:: Assignment ::
Retype the records below exactly. Leave nothing out.

################

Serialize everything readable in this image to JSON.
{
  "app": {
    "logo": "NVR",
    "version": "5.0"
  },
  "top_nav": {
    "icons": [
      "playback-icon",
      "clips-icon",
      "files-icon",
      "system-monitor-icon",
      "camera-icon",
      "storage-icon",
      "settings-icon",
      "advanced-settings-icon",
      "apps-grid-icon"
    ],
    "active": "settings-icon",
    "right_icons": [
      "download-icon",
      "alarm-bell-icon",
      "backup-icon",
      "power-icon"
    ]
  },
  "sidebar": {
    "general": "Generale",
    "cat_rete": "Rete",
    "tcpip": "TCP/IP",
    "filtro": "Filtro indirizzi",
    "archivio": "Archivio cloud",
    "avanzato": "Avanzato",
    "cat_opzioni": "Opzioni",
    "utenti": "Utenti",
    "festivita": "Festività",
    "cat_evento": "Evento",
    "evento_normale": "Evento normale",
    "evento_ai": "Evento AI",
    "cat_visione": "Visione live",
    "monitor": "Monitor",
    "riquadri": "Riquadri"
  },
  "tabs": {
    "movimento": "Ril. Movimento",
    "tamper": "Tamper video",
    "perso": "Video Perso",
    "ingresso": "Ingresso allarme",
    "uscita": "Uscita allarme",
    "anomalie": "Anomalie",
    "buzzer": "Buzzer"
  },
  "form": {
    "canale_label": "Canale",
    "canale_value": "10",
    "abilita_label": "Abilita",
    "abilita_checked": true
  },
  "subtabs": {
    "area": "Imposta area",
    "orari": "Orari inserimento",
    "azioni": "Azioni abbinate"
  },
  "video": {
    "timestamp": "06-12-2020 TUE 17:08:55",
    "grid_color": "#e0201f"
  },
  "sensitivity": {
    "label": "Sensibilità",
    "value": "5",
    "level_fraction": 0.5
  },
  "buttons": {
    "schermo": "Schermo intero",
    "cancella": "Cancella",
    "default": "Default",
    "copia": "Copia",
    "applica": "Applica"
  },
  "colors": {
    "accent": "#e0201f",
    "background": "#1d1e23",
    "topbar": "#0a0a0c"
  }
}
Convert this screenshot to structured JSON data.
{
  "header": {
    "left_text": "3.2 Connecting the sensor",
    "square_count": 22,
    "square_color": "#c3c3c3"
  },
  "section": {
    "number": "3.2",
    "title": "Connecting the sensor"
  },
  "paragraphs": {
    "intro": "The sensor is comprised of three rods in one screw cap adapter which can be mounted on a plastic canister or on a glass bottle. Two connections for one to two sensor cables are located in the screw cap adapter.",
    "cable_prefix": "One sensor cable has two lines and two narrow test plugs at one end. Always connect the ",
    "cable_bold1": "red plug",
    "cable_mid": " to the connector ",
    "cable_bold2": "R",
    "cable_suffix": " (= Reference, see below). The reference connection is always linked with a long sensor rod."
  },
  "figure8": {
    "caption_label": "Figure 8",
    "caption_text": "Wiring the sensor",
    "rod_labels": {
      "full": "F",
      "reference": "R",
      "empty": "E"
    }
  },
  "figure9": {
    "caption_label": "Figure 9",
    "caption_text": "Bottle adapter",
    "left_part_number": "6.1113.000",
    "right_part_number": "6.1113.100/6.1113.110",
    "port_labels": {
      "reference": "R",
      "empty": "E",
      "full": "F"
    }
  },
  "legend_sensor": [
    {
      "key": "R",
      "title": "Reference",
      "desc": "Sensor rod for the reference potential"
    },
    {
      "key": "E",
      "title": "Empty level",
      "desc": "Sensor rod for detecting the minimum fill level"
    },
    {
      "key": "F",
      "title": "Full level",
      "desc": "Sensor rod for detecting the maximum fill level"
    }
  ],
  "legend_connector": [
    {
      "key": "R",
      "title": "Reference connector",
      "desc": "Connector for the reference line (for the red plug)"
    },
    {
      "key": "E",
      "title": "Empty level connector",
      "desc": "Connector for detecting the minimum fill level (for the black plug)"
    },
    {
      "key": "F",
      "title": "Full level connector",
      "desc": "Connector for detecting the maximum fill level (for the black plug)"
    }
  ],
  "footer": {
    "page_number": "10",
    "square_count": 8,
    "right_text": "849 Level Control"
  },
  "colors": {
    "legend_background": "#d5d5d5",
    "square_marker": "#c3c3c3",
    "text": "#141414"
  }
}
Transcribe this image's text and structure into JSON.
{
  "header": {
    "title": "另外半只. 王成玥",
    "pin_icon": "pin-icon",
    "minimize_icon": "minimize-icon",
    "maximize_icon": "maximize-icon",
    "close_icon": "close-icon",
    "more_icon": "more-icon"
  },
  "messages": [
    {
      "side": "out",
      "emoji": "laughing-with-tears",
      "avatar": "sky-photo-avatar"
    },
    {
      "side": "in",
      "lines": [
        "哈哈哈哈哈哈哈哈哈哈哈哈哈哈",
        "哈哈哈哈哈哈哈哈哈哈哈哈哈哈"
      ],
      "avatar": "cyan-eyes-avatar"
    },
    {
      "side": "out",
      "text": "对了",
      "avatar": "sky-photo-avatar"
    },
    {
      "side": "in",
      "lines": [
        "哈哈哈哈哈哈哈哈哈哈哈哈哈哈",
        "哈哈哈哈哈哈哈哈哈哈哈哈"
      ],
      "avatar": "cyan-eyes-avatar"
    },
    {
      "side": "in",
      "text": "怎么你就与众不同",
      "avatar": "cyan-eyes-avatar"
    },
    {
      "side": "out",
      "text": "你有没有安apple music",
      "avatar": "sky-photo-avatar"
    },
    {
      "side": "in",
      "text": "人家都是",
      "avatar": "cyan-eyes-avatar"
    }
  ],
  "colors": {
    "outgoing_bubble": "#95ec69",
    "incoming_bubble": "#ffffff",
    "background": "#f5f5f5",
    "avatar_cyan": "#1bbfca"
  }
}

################

:: Answer for this exercise ::
Serialize everything readable in this image to JSON.
{
  "app": {
    "logo": "NVR",
    "version": "5.0"
  },
  "top_nav": {
    "icons": [
      "playback-icon",
      "clips-icon",
      "files-icon",
      "system-monitor-icon",
      "camera-icon",
      "storage-icon",
      "settings-icon",
      "advanced-settings-icon",
      "apps-grid-icon"
    ],
    "active": "settings-icon",
    "right_icons": [
      "download-icon",
      "alarm-bell-icon",
      "backup-icon",
      "power-icon"
    ]
  },
  "sidebar": {
    "general": "Generale",
    "cat_rete": "Rete",
    "tcpip": "TCP/IP",
    "filtro": "Filtro indirizzi",
    "archivio": "Archivio cloud",
    "avanzato": "Avanzato",
    "cat_opzioni": "Opzioni",
    "utenti": "Utenti",
    "festivita": "Festività",
    "cat_evento": "Evento",
    "evento_normale": "Evento normale",
    "evento_ai": "Evento AI",
    "cat_visione": "Visione live",
    "monitor": "Monitor",
    "riquadri": "Riquadri"
  },
  "tabs": {
    "movimento": "Ril. Movimento",
    "tamper": "Tamper video",
    "perso": "Video Perso",
    "ingresso": "Ingresso allarme",
    "uscita": "Uscita allarme",
    "anomalie": "Anomalie",
    "buzzer": "Buzzer"
  },
  "form": {
    "canale_label": "Canale",
    "canale_value": "10",
    "abilita_label": "Abilita",
    "abilita_checked": true
  },
  "subtabs": {
    "area": "Imposta area",
    "orari": "Orari inserimento",
    "azioni": "Azioni abbinate"
  },
  "video": {
    "timestamp": "06-12-2020 TUE 17:08:55",
    "grid_color": "#e0201f"
  },
  "sensitivity": {
    "label": "Sensibilità",
    "value": "5",
    "level_fraction": 0.5
  },
  "buttons": {
    "schermo": "Schermo intero",
    "cancella": "Cancella",
    "default": "Default",
    "copia": "Copia",
    "applica": "Applica"
  },
  "colors": {
    "accent": "#e0201f",
    "background": "#1d1e23",
    "topbar": "#0a0a0c"
  }
}
Convert this screenshot to structured JSON data.
{
  "header": {
    "left_text": "3.2 Connecting the sensor",
    "square_count": 22,
    "square_color": "#c3c3c3"
  },
  "section": {
    "number": "3.2",
    "title": "Connecting the sensor"
  },
  "paragraphs": {
    "intro": "The sensor is comprised of three rods in one screw cap adapter which can be mounted on a plastic canister or on a glass bottle. Two connections for one to two sensor cables are located in the screw cap adapter.",
    "cable_prefix": "One sensor cable has two lines and two narrow test plugs at one end. Always connect the ",
    "cable_bold1": "red plug",
    "cable_mid": " to the connector ",
    "cable_bold2": "R",
    "cable_suffix": " (= Reference, see below). The reference connection is always linked with a long sensor rod."
  },
  "figure8": {
    "caption_label": "Figure 8",
    "caption_text": "Wiring the sensor",
    "rod_labels": {
      "full": "F",
      "reference": "R",
      "empty": "E"
    }
  },
  "figure9": {
    "caption_label": "Figure 9",
    "caption_text": "Bottle adapter",
    "left_part_number": "6.1113.000",
    "right_part_number": "6.1113.100/6.1113.110",
    "port_labels": {
      "reference": "R",
      "empty": "E",
      "full": "F"
    }
  },
  "legend_sensor": [
    {
      "key": "R",
      "title": "Reference",
      "desc": "Sensor rod for the reference potential"
    },
    {
      "key": "E",
      "title": "Empty level",
      "desc": "Sensor rod for detecting the minimum fill level"
    },
    {
      "key": "F",
      "title": "Full level",
      "desc": "Sensor rod for detecting the maximum fill level"
    }
  ],
  "legend_connector": [
    {
      "key": "R",
      "title": "Reference connector",
      "desc": "Connector for the reference line (for the red plug)"
    },
    {
      "key": "E",
      "title": "Empty level connector",
      "desc": "Connector for detecting the minimum fill level (for the black plug)"
    },
    {
      "key": "F",
      "title": "Full level connector",
      "desc": "Connector for detecting the maximum fill level (for the black plug)"
    }
  ],
  "footer": {
    "page_number": "10",
    "square_count": 8,
    "right_text": "849 Level Control"
  },
  "colors": {
    "legend_background": "#d5d5d5",
    "square_marker": "#c3c3c3",
    "text": "#141414"
  }
}
Transcribe this image's text and structure into JSON.
{
  "header": {
    "title": "另外半只. 王成玥",
    "pin_icon": "pin-icon",
    "minimize_icon": "minimize-icon",
    "maximize_icon": "maximize-icon",
    "close_icon": "close-icon",
    "more_icon": "more-icon"
  },
  "messages": [
    {
      "side": "out",
      "emoji": "laughing-with-tears",
      "avatar": "sky-photo-avatar"
    },
    {
      "side": "in",
      "lines": [
        "哈哈哈哈哈哈哈哈哈哈哈哈哈哈",
        "哈哈哈哈哈哈哈哈哈哈哈哈哈哈"
      ],
      "avatar": "cyan-eyes-avatar"
    },
    {
      "side": "out",
      "text": "对了",
      "avatar": "sky-photo-avatar"
    },
    {
      "side": "in",
      "lines": [
        "哈哈哈哈哈哈哈哈哈哈哈哈哈哈",
        "哈哈哈哈哈哈哈哈哈哈哈哈"
      ],
      "avatar": "cyan-eyes-avatar"
    },
    {
      "side": "in",
      "text": "怎么你就与众不同",
      "avatar": "cyan-eyes-avatar"
    },
    {
      "side": "out",
      "text": "你有没有安apple music",
      "avatar": "sky-photo-avatar"
    },
    {
      "side": "in",
      "text": "人家都是",
      "avatar": "cyan-eyes-avatar"
    }
  ],
  "colors": {
    "outgoing_bubble": "#95ec69",
    "incoming_bubble": "#ffffff",
    "background": "#f5f5f5",
    "avatar_cyan": "#1bbfca"
  }
}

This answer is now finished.